***** Data records

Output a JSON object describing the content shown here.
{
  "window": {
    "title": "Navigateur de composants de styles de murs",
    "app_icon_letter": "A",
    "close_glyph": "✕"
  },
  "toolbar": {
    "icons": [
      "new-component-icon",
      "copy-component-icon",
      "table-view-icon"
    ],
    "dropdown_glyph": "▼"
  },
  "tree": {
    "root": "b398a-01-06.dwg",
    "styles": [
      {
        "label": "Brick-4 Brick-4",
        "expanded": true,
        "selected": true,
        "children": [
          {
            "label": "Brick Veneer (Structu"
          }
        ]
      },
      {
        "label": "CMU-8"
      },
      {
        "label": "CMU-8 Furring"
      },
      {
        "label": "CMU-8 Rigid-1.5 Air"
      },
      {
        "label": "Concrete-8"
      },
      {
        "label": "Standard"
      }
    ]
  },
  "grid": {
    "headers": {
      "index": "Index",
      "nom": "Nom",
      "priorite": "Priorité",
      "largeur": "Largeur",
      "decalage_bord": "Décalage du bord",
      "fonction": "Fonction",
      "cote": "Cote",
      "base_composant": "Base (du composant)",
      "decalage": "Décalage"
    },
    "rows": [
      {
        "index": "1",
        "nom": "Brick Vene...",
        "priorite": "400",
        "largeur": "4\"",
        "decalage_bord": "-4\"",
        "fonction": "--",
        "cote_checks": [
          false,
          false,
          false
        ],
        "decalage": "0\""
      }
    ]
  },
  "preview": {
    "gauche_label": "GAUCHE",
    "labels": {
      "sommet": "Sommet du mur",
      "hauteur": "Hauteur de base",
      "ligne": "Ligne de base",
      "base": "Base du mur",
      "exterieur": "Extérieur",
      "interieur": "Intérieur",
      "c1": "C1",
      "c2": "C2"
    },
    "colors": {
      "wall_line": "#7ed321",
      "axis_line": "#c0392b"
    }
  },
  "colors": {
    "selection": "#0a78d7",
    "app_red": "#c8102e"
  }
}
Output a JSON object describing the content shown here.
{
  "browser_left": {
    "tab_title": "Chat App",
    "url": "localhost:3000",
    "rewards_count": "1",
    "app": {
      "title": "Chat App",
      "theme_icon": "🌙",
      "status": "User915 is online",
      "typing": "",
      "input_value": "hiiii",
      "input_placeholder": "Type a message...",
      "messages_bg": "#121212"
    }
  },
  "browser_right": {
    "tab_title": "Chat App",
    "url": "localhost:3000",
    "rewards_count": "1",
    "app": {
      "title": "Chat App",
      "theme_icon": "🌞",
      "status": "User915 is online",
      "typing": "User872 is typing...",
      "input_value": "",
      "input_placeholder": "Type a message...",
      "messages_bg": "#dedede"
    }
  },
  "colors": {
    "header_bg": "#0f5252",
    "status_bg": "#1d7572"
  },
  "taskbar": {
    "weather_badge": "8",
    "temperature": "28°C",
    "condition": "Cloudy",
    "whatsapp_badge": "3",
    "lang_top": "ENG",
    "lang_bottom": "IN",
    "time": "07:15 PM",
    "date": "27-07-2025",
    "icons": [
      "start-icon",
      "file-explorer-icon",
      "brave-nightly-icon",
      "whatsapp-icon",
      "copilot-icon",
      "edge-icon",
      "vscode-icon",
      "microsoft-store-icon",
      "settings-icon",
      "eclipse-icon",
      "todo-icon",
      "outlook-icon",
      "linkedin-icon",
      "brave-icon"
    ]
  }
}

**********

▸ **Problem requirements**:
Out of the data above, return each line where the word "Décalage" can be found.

▸ **Completed task**:
      "decalage_bord": "Décalage du bord",
      "decalage": "Décalage"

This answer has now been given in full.